:: Exercise ::
Look over the entries that follow. Report how many lines contain "status", with nothing else.

Entries from a dataset of interfaces:
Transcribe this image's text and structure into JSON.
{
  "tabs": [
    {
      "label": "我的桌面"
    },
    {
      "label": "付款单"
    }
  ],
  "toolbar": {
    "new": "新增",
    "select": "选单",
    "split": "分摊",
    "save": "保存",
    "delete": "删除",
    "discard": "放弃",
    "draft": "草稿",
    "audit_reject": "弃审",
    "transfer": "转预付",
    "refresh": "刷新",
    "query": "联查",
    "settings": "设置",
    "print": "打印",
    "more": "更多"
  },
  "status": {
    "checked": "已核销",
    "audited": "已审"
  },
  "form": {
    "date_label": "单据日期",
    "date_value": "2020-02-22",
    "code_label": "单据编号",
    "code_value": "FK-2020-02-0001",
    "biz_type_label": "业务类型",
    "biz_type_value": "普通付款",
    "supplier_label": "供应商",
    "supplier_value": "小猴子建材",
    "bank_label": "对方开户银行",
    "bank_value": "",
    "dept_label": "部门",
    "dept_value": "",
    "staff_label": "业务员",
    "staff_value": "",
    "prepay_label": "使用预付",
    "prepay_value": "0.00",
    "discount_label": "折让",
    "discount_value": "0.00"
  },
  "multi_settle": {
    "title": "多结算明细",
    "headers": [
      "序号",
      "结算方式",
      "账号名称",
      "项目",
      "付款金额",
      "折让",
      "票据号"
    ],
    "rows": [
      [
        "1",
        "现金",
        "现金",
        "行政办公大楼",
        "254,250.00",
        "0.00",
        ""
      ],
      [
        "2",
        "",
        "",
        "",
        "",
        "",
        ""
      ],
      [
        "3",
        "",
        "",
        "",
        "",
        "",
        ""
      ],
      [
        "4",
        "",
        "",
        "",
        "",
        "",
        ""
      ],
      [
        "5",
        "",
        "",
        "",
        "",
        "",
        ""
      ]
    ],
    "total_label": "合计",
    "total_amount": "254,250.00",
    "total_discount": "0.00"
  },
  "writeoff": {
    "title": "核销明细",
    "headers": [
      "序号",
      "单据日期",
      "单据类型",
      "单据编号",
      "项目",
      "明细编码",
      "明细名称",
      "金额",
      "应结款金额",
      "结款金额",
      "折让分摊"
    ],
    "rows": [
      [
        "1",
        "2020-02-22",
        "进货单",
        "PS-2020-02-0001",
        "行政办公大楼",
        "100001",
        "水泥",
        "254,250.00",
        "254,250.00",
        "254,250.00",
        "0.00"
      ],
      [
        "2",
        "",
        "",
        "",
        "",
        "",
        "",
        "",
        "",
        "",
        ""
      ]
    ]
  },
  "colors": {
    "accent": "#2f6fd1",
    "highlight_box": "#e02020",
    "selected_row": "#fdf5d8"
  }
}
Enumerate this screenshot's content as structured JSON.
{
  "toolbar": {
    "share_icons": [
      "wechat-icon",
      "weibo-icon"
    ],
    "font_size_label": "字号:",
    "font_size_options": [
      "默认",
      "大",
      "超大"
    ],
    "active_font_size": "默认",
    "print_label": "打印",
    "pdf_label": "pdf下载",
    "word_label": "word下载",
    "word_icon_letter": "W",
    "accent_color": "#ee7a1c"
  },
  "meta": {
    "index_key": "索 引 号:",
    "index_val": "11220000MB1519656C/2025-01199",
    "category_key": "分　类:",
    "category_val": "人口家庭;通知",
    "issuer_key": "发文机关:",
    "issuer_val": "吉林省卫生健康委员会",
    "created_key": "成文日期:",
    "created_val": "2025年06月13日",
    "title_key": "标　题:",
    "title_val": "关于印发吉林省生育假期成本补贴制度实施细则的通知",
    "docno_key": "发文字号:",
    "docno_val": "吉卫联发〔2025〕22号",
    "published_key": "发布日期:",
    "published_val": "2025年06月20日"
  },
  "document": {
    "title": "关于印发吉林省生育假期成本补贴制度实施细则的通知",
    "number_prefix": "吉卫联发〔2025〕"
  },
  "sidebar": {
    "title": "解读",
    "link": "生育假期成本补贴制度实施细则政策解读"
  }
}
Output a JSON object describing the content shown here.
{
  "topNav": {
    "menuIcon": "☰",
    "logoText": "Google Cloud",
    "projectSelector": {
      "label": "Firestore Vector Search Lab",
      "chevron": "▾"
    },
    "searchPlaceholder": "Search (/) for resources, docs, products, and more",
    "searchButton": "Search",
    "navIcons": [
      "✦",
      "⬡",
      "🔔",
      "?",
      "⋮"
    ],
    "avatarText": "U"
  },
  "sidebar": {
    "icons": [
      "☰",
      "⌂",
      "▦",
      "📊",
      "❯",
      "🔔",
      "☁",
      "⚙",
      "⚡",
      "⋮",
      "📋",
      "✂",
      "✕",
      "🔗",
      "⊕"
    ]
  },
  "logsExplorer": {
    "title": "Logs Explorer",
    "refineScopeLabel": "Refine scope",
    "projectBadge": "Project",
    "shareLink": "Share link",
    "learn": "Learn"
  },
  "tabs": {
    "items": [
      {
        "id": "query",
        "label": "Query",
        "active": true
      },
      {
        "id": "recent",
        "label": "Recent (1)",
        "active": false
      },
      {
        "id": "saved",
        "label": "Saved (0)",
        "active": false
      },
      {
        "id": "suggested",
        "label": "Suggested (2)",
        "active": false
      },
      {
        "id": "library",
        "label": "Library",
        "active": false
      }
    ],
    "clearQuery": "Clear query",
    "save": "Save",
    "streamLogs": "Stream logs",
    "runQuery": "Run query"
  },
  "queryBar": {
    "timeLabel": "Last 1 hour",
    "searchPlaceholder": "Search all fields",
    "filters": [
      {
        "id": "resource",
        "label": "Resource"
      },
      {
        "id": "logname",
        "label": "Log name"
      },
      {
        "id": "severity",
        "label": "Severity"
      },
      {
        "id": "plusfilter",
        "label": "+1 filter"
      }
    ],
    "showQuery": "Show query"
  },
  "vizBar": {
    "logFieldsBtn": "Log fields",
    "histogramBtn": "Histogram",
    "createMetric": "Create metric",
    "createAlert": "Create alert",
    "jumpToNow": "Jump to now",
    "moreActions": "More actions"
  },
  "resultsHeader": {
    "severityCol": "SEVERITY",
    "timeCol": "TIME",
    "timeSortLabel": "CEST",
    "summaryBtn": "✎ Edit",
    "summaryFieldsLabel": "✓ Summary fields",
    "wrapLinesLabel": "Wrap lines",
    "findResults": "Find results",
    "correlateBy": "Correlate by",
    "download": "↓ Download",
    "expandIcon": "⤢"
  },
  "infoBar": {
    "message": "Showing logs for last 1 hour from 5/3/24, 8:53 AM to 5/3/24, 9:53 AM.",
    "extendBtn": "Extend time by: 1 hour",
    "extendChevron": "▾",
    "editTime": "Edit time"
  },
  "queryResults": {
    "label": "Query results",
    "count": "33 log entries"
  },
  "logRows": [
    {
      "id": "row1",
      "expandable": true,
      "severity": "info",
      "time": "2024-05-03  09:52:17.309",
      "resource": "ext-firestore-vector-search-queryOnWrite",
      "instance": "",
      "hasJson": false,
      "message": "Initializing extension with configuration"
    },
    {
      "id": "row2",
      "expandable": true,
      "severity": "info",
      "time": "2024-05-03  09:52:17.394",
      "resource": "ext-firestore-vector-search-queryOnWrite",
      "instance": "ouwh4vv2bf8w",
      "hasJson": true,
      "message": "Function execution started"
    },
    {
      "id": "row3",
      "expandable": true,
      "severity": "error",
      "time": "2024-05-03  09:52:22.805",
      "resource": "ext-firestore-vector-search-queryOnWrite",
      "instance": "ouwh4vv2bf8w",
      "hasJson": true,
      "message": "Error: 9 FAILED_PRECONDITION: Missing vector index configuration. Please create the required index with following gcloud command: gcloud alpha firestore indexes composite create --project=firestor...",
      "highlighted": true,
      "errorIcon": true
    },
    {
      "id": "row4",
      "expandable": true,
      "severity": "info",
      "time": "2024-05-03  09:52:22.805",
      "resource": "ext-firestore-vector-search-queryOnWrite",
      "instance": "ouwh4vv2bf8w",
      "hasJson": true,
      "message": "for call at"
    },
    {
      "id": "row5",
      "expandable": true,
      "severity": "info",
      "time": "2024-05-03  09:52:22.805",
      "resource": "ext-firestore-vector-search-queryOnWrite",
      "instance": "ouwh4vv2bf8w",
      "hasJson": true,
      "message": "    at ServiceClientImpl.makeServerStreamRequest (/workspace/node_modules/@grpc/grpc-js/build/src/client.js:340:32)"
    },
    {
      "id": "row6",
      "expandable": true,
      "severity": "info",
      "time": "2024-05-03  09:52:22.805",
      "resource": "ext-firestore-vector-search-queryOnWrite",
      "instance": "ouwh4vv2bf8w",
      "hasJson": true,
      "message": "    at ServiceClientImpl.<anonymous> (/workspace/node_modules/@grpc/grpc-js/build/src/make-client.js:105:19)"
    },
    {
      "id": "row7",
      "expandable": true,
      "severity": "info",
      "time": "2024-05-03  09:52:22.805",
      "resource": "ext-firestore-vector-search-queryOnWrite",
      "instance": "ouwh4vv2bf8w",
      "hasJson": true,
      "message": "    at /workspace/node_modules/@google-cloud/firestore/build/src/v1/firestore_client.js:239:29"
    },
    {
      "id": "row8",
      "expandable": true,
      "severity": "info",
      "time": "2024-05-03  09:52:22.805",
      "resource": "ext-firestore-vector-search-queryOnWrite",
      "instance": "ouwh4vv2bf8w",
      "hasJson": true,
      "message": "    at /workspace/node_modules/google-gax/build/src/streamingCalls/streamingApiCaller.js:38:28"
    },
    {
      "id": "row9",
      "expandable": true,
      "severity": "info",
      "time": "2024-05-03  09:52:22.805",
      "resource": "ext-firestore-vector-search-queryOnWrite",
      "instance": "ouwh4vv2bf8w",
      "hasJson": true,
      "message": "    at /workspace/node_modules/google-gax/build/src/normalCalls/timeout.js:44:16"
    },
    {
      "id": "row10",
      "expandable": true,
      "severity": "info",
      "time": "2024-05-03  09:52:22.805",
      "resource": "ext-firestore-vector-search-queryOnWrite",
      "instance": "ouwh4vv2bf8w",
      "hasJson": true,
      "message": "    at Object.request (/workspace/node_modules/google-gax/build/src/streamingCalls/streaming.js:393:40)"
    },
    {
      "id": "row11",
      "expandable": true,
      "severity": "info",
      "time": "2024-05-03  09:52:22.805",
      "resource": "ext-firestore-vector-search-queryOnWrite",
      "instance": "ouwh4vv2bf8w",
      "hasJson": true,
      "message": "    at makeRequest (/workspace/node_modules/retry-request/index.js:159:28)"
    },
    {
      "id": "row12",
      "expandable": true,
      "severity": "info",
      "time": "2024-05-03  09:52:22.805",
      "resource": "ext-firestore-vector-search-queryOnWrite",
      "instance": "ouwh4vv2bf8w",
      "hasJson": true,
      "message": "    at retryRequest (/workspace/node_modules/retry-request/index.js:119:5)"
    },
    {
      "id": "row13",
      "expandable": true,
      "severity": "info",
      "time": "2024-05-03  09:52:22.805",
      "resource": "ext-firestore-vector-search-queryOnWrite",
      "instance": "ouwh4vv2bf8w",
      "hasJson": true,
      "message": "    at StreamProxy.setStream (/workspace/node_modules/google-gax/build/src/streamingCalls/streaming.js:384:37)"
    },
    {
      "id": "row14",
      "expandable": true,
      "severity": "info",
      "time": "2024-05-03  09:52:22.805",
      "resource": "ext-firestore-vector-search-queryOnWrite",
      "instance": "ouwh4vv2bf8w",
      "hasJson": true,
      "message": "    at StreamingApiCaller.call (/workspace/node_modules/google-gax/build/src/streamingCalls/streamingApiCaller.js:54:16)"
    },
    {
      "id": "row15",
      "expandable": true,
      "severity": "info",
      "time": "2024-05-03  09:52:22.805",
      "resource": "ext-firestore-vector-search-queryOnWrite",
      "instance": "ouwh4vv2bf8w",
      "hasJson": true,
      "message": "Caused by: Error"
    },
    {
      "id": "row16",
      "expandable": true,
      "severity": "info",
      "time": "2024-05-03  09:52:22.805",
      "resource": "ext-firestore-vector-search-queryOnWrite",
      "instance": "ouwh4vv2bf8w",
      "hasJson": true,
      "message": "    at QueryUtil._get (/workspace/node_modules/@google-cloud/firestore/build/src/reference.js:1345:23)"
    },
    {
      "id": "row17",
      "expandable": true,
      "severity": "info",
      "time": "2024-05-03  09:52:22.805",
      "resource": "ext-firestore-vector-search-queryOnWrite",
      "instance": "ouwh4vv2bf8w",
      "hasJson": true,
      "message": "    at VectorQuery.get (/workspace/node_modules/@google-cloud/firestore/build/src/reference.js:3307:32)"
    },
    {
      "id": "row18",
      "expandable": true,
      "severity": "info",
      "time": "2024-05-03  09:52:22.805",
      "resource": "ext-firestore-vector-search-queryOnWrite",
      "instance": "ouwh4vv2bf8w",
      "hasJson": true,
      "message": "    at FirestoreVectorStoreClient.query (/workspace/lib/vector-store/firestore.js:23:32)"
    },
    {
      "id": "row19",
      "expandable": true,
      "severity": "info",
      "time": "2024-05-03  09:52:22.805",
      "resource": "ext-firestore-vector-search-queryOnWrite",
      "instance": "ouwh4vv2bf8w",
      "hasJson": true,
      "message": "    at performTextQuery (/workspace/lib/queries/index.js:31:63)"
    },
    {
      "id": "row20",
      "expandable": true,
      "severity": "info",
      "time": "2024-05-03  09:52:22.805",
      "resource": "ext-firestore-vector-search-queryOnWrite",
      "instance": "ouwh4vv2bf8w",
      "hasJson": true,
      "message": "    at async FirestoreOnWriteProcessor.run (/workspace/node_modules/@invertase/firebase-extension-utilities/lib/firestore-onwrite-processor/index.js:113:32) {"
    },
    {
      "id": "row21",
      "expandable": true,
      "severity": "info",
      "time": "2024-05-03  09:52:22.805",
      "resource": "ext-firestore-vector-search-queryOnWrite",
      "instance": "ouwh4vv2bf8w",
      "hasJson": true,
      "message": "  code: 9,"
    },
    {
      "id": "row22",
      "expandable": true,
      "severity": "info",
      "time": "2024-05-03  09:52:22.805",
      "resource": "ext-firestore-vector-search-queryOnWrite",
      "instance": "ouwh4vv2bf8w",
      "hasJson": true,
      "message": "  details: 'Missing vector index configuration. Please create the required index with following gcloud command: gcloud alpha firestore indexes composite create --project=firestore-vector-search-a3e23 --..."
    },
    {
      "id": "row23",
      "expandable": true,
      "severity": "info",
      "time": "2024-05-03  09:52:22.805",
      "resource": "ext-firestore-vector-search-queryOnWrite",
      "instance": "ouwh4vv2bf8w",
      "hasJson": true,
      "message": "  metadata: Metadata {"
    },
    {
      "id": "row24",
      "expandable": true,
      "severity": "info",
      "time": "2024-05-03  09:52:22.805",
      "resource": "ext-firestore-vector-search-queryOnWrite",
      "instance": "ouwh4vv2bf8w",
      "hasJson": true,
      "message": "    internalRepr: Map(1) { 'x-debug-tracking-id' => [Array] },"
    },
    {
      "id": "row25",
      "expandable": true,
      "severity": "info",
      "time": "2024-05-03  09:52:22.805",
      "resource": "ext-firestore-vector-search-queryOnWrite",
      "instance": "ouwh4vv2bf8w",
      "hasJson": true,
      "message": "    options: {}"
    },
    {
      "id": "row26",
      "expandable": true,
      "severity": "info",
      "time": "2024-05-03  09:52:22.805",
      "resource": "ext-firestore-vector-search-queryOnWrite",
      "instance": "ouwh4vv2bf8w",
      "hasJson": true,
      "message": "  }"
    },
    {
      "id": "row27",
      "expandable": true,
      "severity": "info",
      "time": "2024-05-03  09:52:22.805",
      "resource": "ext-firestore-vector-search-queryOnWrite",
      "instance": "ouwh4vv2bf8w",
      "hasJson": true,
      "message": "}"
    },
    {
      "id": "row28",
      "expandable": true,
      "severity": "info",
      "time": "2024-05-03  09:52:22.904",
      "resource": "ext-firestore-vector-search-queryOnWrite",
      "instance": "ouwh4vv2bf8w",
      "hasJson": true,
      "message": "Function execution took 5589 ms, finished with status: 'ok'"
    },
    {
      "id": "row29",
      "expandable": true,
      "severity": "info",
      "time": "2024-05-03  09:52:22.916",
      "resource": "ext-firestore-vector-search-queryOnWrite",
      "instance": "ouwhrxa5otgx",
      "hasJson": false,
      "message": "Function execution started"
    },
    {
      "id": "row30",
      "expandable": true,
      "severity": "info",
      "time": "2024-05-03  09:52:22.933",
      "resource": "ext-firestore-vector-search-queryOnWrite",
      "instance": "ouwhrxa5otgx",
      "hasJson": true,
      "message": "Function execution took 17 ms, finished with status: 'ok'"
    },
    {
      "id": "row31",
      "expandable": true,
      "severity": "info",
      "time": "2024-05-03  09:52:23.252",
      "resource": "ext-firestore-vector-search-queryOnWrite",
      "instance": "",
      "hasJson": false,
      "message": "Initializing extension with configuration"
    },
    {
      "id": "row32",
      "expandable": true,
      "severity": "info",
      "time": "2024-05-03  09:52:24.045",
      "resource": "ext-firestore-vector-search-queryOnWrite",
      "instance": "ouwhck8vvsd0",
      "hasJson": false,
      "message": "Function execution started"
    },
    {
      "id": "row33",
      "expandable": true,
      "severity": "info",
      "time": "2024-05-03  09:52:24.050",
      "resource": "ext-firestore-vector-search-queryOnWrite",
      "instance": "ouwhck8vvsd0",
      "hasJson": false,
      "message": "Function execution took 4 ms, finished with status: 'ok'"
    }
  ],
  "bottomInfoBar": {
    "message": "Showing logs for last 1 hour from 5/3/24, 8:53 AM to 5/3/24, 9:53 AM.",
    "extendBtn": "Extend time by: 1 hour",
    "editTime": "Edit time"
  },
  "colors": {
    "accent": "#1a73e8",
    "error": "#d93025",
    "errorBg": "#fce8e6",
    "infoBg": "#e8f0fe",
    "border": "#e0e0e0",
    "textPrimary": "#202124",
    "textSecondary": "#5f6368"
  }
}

:: Problem solution ::
4